• Work request: Show every line below where "cloudy" can be found.

• Supplied information:
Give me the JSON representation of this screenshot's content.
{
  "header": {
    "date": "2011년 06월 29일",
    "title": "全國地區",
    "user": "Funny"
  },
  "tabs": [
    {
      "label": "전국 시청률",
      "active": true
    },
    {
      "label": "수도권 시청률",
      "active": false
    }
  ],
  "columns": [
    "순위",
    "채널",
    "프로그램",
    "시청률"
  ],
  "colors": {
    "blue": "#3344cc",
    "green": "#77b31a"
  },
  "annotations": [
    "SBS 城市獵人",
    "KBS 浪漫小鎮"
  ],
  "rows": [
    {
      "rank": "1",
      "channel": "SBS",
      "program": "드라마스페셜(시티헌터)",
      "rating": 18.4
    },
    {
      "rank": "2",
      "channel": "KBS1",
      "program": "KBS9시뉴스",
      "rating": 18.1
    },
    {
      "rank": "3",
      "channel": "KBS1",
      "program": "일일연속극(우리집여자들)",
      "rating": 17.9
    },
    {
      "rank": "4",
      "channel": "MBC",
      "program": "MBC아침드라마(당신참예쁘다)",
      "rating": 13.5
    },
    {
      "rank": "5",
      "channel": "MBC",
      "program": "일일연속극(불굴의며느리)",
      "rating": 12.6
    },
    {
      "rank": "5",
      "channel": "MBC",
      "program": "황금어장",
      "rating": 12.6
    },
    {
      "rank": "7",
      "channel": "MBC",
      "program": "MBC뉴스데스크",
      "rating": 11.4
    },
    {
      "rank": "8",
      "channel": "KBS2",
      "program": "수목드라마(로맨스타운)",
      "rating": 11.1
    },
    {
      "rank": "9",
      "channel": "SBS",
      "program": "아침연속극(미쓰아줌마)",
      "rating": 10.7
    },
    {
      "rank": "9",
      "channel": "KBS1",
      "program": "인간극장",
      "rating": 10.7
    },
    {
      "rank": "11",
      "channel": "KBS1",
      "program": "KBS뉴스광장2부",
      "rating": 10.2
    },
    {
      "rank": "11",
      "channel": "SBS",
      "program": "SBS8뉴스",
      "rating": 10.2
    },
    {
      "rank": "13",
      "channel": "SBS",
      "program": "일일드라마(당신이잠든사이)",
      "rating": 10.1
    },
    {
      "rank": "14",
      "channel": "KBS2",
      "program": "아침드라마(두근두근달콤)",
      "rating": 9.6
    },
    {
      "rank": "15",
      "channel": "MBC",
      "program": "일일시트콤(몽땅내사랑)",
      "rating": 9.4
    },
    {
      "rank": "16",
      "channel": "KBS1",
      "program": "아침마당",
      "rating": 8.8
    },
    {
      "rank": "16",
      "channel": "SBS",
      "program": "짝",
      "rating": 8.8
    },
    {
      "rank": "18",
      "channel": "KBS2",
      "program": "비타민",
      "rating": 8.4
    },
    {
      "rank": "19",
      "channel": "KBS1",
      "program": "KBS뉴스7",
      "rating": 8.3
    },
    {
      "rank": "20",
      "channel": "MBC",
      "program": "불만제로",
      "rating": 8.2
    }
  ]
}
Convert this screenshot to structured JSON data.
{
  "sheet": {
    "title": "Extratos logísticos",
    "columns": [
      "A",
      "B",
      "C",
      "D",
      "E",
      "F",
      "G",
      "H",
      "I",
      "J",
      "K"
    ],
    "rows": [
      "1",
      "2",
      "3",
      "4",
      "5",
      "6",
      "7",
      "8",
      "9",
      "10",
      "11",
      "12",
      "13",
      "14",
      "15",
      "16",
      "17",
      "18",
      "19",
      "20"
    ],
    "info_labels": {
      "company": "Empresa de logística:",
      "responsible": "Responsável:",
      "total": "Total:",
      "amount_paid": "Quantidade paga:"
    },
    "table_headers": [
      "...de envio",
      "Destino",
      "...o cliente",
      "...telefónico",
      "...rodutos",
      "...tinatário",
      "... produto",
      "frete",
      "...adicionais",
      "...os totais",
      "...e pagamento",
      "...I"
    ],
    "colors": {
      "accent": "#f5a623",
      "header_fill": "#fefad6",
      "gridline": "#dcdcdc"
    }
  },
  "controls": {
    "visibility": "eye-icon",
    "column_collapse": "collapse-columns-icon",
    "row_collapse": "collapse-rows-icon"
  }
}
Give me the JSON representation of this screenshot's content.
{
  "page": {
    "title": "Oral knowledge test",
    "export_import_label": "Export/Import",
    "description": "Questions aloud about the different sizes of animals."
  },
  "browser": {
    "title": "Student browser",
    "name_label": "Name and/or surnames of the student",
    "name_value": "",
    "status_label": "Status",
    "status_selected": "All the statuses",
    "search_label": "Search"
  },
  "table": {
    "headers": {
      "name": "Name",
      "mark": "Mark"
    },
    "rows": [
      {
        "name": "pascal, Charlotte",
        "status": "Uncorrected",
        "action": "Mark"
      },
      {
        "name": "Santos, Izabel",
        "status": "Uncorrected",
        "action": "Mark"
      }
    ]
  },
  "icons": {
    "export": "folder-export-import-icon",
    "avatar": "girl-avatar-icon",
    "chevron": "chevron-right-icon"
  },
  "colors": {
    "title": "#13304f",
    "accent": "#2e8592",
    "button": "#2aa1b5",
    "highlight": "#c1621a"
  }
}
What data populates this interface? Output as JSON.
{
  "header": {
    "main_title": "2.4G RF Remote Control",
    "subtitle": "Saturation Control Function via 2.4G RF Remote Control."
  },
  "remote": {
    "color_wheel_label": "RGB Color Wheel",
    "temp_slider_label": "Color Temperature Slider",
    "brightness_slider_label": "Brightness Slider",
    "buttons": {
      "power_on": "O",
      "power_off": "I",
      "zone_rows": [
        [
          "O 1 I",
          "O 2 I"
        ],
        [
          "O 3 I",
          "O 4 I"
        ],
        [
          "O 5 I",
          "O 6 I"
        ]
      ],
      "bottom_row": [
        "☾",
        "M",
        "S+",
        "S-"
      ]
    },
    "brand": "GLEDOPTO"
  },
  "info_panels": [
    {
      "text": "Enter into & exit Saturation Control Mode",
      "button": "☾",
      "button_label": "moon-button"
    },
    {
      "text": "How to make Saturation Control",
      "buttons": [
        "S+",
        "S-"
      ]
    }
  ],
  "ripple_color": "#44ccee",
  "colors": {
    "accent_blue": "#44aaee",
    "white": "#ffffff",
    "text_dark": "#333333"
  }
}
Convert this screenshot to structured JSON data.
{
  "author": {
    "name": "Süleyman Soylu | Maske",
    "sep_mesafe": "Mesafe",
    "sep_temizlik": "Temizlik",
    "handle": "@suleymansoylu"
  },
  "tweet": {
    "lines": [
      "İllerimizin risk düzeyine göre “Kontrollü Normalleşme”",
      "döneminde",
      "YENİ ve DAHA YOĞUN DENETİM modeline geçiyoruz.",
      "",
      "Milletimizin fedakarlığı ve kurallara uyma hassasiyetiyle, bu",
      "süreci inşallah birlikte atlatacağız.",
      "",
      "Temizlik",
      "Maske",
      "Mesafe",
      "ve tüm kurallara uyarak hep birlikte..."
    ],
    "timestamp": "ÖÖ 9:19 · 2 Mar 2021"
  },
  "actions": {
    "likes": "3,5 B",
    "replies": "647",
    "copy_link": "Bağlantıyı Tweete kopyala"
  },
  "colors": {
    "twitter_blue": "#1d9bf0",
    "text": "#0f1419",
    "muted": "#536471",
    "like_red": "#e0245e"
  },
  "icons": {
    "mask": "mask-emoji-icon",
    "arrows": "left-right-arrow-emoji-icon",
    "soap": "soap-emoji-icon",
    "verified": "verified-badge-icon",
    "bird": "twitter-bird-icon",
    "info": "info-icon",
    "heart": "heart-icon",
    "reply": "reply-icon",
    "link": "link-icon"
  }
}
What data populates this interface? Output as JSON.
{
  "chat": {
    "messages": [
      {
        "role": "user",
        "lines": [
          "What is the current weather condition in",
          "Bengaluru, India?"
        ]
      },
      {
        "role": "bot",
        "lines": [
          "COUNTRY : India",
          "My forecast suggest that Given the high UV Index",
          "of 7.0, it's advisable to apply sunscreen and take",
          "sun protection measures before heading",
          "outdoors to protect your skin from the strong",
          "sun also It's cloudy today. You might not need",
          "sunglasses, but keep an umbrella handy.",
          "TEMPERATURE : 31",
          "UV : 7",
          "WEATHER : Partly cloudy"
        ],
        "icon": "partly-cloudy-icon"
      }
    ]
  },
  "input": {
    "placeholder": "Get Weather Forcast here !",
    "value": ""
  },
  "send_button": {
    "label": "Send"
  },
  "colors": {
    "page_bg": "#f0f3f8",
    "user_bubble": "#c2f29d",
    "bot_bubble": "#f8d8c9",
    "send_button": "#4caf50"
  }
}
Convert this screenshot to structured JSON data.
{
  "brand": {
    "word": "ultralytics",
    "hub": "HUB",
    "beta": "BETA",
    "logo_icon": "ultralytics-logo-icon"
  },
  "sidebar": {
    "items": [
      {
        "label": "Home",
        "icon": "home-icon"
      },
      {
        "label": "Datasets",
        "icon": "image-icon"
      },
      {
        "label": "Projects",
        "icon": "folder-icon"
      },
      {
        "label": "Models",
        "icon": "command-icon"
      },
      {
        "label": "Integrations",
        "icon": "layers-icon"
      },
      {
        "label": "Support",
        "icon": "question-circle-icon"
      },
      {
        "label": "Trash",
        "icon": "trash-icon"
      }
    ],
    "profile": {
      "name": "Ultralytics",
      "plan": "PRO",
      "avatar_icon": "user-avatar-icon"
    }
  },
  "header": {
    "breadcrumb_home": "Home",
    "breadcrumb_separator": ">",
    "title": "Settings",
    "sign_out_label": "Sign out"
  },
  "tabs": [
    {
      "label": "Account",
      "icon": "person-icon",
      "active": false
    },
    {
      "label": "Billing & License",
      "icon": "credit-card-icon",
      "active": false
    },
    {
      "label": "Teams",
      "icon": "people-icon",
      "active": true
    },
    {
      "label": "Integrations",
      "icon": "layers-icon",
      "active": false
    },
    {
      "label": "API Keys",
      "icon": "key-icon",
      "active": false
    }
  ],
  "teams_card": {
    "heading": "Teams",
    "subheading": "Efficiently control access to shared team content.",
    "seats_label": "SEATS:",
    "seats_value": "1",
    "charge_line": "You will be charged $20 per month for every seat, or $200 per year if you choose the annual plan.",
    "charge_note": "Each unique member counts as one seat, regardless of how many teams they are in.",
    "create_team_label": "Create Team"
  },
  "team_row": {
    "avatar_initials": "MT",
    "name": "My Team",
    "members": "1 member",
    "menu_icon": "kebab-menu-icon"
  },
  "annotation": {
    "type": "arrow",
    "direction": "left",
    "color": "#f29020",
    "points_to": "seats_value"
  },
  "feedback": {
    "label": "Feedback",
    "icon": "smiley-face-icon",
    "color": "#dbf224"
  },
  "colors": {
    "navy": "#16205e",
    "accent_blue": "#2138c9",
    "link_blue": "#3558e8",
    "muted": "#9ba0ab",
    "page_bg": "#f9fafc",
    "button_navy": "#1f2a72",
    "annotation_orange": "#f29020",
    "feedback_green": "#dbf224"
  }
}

• Answer to the problem:
          "sun also It's cloudy today. You might not need",
          "WEATHER : Partly cloudy"
        "icon": "partly-cloudy-icon"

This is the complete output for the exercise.